Our welcome in sacrament – the altar

“In the Name of the Father, and of the Son, and of the Holy Ghost. Amen. I will go unto the altar of God:
Even unto the God of my joy and gladness.”

The above lines are the first prayer spoken at the Sunday Eucharist by the Priest. It is a preparation between the celebrant, servers and choir. The “altar of God” is given a place of primacy. This prayer was included for the congregation in the 1970 Scottish Liturgy (but not in 1929 and 1982 versions).

The altar is the most sacred place in our church. It is where God meets us in our celebration of the Eucharist.

There are three aspects to the altar to briefly discuss:

1. The practical aspects of the place of the altar as it relates to worship
2. The Hebrew background of altars
3. The Christian significance of the Lord’s table.

1. Practical Aspects

Before the Reformation, altars were situated in the sanctuary and were usually made of stone. Post Reformation, altars were often made of wood, although many had a stone table top.
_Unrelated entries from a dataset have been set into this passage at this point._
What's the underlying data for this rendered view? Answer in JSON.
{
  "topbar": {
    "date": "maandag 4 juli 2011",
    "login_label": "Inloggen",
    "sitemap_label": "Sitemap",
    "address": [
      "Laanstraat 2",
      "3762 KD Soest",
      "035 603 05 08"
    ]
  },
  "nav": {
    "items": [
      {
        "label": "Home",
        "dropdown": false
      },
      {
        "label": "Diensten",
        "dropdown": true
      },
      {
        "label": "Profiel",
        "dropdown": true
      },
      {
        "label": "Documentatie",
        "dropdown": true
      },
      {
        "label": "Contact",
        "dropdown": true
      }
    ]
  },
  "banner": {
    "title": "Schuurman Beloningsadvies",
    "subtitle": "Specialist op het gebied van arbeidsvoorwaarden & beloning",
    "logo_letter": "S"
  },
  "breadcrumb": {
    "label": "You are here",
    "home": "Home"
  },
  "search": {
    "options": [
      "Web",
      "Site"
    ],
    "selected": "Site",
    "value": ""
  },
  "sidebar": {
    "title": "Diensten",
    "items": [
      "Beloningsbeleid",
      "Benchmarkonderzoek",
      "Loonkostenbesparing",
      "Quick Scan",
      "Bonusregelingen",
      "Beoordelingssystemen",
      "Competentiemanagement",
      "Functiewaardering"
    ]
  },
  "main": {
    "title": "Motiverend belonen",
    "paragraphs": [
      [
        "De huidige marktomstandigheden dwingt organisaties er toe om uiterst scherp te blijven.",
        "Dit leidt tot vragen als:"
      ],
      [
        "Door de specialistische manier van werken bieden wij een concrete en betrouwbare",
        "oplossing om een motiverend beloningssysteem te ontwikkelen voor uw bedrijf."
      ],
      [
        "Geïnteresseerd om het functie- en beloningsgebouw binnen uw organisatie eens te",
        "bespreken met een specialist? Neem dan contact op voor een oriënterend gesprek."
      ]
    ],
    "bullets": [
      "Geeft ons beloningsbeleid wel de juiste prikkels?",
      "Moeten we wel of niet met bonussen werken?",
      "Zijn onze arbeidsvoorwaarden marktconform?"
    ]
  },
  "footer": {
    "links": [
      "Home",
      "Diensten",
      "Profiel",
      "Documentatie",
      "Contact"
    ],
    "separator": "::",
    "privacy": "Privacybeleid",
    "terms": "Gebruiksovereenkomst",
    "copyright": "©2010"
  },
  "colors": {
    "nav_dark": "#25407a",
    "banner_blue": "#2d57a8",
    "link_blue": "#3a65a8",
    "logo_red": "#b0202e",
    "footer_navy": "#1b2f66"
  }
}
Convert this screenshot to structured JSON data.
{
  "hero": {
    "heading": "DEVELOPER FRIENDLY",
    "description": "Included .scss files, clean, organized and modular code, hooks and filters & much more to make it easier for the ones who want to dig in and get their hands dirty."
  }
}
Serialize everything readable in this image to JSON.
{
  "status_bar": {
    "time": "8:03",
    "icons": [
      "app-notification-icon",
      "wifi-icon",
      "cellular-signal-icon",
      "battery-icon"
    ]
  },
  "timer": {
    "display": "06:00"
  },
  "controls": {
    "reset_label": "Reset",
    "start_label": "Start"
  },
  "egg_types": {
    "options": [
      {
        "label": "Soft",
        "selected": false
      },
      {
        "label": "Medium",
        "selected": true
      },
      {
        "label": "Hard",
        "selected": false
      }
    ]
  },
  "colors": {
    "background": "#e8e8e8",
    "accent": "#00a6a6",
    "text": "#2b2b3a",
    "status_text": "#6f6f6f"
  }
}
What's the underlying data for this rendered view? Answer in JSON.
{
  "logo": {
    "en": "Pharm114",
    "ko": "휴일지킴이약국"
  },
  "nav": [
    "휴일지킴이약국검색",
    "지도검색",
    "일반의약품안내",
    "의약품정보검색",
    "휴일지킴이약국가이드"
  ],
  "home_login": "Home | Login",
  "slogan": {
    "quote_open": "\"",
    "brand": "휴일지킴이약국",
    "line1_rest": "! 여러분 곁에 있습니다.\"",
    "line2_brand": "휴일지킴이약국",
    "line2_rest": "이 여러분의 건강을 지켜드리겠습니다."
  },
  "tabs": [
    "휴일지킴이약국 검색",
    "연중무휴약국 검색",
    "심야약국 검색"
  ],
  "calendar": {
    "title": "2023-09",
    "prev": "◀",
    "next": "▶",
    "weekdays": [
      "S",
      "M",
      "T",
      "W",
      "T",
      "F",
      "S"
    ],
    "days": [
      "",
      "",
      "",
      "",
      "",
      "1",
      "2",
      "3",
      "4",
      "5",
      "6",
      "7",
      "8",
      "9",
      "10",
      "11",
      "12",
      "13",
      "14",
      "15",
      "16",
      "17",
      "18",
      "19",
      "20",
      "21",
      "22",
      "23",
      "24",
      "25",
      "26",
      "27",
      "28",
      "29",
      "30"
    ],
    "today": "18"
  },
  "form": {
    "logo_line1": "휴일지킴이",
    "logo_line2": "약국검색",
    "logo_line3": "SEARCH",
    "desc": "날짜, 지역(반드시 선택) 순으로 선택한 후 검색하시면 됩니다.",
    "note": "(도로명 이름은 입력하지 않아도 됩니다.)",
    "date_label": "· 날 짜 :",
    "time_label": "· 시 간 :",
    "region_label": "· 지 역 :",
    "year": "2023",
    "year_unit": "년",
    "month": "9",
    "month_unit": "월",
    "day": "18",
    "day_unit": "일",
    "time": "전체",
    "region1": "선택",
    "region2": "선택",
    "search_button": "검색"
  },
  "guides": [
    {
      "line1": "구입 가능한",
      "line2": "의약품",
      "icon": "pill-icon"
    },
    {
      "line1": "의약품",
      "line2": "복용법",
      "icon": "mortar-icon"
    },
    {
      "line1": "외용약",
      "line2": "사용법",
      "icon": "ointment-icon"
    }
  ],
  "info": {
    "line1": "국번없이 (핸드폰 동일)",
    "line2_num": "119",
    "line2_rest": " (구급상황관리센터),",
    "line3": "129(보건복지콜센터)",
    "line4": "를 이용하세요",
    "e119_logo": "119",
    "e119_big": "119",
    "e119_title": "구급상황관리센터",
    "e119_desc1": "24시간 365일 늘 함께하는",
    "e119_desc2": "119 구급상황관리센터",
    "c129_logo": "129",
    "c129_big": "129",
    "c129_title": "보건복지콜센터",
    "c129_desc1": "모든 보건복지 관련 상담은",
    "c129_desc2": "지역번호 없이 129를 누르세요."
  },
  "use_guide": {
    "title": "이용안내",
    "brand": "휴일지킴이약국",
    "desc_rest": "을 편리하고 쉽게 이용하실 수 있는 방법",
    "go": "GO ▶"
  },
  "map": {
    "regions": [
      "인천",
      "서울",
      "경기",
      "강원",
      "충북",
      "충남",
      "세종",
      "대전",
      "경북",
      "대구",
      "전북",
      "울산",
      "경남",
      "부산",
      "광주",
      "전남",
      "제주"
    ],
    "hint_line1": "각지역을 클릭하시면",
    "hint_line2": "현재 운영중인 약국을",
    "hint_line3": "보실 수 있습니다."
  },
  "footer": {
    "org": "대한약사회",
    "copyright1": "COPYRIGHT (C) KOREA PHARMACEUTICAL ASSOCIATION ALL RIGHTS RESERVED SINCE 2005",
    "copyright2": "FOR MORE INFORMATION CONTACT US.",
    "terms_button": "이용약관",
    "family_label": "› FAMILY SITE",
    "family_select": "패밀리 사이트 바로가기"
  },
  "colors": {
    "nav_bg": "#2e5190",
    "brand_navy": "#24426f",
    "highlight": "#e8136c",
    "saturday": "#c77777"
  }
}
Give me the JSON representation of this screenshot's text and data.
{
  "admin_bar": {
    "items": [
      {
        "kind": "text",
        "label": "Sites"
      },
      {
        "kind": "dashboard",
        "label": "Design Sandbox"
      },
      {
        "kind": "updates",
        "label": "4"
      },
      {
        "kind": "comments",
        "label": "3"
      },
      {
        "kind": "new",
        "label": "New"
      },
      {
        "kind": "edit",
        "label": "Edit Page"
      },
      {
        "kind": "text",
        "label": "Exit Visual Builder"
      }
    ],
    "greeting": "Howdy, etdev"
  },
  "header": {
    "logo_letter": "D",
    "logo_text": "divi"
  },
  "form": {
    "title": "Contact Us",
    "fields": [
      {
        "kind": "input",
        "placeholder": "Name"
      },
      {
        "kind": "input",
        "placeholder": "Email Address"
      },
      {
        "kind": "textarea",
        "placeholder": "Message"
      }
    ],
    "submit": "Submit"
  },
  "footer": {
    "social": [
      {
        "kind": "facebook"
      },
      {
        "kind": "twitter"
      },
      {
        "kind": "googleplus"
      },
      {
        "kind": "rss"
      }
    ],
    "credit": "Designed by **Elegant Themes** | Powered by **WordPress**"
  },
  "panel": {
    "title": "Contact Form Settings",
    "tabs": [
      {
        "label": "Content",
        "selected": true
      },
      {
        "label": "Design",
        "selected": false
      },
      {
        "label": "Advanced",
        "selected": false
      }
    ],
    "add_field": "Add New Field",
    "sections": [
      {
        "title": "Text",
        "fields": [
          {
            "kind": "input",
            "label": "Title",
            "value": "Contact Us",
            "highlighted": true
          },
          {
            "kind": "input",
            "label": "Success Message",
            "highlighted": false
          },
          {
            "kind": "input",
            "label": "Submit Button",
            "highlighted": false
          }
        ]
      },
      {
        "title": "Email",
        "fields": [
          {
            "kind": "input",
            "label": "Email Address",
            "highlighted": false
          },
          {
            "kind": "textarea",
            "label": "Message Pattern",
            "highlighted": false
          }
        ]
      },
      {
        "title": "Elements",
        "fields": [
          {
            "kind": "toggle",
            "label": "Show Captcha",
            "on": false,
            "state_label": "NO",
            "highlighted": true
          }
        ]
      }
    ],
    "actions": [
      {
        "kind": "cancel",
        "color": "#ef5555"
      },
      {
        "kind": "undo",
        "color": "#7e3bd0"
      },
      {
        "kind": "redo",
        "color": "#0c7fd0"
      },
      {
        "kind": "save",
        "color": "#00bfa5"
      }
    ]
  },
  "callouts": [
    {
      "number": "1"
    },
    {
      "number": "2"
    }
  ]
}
In this period, the altar sometimes was placed facing east/west with the celebrant on the north side. The reforms of Archbishop Laud in the reign of Charles I established the position of the altar in the sanctuary with the celebrant facing east with his back to the congregation. Laud also started the use of elaborate frontals on the altar that changed with the seasons. The two centuries following Laud observance of the sanctity of the altar reduced. However, it was revived by the reforms of the Oxford movement throughout the 19th century.

The place of the altar in the sanctuary was also challenged recently, partly through the influence of Vatican II. Altars were placed nearer to congregations in front of the chancel steps. This can be seen commonly today in large cathedrals. It is also the norm today for the celebrant to face congregations in the Liturgy of the Sacrament.

A long chapter would be needed to explain liturgically how the Lord’s table is looked after. Priest and Sacristan are responsible for this by managing communion vessels, the bread and wine, and altar linens and frontals. Such a chapter would include an obligatory refence to laundry and ironing of the linen!!

2. Hebrew Background

Altars are mentioned from the first book of the Hebrew bible. They were a place of sacrifice, and initially not in a fixed site. They could be made of earth, and, later, of stone. Extensive instruction is given for the construction of altars in the Torah.

With the settlement of the Hebrews in Israel, and the building of Solomon’s temple in Jerusalem, the altar became a place of greater and elaborate beauty.
The altar for sacrifice was outside the temple at the main entrance. It was constructed to hold the ashes of the fire and the drain the blood of the animals. Within the sanctuary of the Temple was the altar of incense providing an eternal light. Also nearby was the table of shewbread (the bread of presence). The Christian link is interesting. The table of shewbread had 12 loaves that were eaten by the high priests each Sabbath. In some Christian traditions, the bread of the Eucharist is taken only by priests. On one occasion this bread (the bread of the presence) is sacrilegiously taken by King David for his soldiers (1 Samuel 20.6).

A link between the Christian altar and Eucharist, and the Hebrew altar of burnt offerings is the washing of hands. The priest carries out saying the words of Psalm 26 – “I will wash my hands in innocence, O Lord, that I may go about your altar.”

3. Christian Altar

The two main Gospel accounts of the Last Supper occur in Luke 22 and John 13. Although differing in their descriptions, they emphasize the centrality of remembrance for the disciples, and, by implication, for all Christians following them.

However, to get the real significance of the meal at the Lord’s table for the church, we need to read Paul’s first letter to the Corinthians. This letter draws a circle around the new Christians, marking them clearly apart from Jewish and pagan practice of altar sacrifices.

In verses 20-21 of chapter 10 we read “I imply that what pagans sacrifice, they sacrifice to demons and not to God. You cannot drink the cup of the Lord and the cup of demons…..”

In the next chapter (verses 17-34) Paul drives home the fundamental importance of correctly remembering Jesus at His table. At the table, everyone who shared the same baptism is welcome. There should be no divisions between rich and poor. The bread must be shared between all.
You must examine yourself before the meal otherwise “whoever eats the bread or drinks the cup in an unworthy manner will be answerable for the body and blood of the Lord.” ( 11:27)

Here we have the cardinal symbolic importance of the altar in Christian worship explained. It is the place that we all proceed to as equals to remember and share the bread and wine AFTER we have had reflected on our sins in confession.

Finally, therefore, at St Paul and St John the Evangelist, we come to our altar at the Eucharist. It is the altar of St Andrew’s Gartcosh. Its beautiful Arts and Craft style carving is exposed in Holy Week. At that time we use one further altar – the “altar of repose” for Maundy Thursday. This is in the St Andrew’s Chapel.